— App and web page records —

....

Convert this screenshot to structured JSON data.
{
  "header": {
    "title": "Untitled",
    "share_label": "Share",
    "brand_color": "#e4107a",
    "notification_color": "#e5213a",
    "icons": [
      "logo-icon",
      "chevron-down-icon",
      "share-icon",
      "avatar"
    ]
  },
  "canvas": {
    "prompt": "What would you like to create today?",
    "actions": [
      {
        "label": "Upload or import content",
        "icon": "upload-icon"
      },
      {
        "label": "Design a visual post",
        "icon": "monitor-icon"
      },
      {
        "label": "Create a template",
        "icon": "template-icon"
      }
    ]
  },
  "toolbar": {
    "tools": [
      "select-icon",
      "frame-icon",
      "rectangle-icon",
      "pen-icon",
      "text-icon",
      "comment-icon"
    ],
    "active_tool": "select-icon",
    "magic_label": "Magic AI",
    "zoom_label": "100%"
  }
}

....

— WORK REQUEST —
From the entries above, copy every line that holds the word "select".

— EXPECTED OUTPUT —
      "select-icon",
    "active_tool": "select-icon",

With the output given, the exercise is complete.